DIRECTIONS FOR THIS TASK
Give only the number of lines in the data that contain the word "JSON".

RECORDS TO USE
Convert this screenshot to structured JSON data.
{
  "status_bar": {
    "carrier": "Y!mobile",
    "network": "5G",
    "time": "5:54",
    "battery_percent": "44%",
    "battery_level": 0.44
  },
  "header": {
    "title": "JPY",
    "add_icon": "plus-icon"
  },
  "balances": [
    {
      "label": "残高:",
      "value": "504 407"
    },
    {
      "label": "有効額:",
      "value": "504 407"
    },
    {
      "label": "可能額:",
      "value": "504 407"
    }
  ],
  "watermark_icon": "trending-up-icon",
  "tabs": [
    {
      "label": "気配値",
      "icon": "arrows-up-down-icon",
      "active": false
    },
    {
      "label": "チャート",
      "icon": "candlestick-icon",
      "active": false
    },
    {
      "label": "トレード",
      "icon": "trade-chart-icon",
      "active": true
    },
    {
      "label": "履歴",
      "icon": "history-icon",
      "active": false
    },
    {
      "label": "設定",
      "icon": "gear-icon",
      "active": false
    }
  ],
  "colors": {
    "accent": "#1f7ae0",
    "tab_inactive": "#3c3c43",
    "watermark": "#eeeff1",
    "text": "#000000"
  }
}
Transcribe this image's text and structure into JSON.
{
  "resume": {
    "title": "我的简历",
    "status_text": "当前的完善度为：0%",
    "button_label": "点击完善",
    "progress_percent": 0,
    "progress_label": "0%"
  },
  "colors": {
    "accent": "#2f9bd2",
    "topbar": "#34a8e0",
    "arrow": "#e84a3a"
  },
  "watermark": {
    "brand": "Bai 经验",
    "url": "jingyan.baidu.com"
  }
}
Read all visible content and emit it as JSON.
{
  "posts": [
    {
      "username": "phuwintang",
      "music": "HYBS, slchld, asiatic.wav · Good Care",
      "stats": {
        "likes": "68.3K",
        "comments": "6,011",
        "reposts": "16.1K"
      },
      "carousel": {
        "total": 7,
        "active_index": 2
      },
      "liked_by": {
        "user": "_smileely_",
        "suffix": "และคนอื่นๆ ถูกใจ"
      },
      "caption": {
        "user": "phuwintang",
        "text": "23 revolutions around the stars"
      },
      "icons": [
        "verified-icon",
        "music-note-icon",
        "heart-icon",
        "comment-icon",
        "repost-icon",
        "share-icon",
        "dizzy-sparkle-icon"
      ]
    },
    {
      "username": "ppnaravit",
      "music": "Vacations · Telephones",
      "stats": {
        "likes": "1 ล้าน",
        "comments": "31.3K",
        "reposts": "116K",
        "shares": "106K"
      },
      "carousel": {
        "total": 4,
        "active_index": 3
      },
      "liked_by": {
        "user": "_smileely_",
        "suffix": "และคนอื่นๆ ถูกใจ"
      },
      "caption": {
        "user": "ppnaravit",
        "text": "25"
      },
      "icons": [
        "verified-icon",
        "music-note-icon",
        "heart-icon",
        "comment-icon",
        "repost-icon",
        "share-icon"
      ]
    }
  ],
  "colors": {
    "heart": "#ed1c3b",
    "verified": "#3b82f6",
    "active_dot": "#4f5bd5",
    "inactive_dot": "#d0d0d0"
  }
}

SOLUTION TO THIS EXERCISE
3